▶ _ASSIGNMENT_
In your copy, include every line of the records exactly and no picture at all.

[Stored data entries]
☆ ☆ ☆ ☆ ☆ ☆ ☆
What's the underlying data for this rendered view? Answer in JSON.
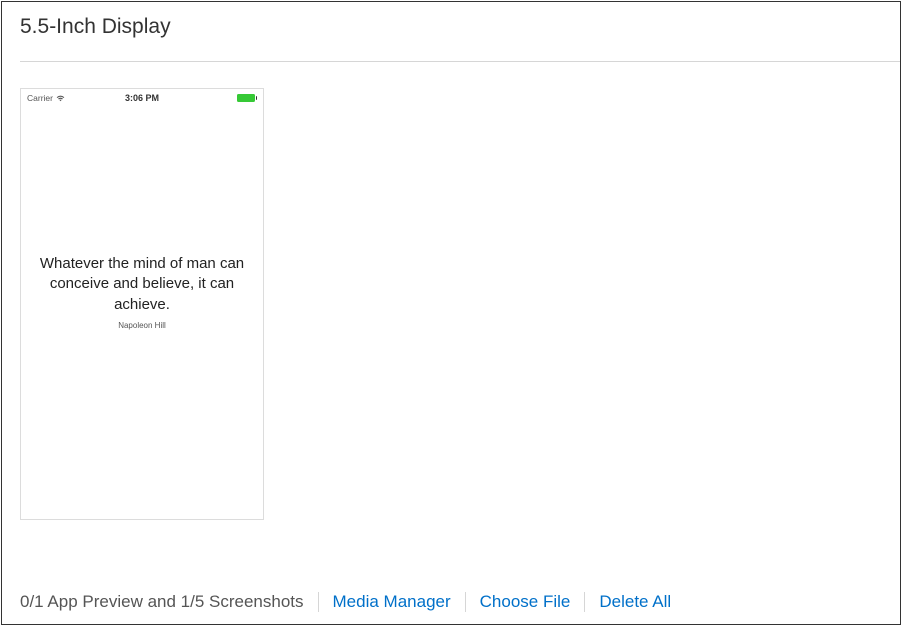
{
  "section": {
    "title": "5.5-Inch Display"
  },
  "screenshot": {
    "status_bar": {
      "carrier": "Carrier",
      "time": "3:06 PM"
    },
    "quote": "Whatever the mind of man can conceive and believe, it can achieve.",
    "author": "Napoleon Hill"
  },
  "footer": {
    "status": "0/1 App Preview and 1/5 Screenshots",
    "media_manager": "Media Manager",
    "choose_file": "Choose File",
    "delete_all": "Delete All"
  }
}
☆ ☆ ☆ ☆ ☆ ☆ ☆
▶ _WRITTEN RESPONSE_
What's the underlying data for this rendered view? Answer in JSON.
{
  "section": {
    "title": "5.5-Inch Display"
  },
  "screenshot": {
    "status_bar": {
      "carrier": "Carrier",
      "time": "3:06 PM"
    },
    "quote": "Whatever the mind of man can conceive and believe, it can achieve.",
    "author": "Napoleon Hill"
  },
  "footer": {
    "status": "0/1 App Preview and 1/5 Screenshots",
    "media_manager": "Media Manager",
    "choose_file": "Choose File",
    "delete_all": "Delete All"
  }
}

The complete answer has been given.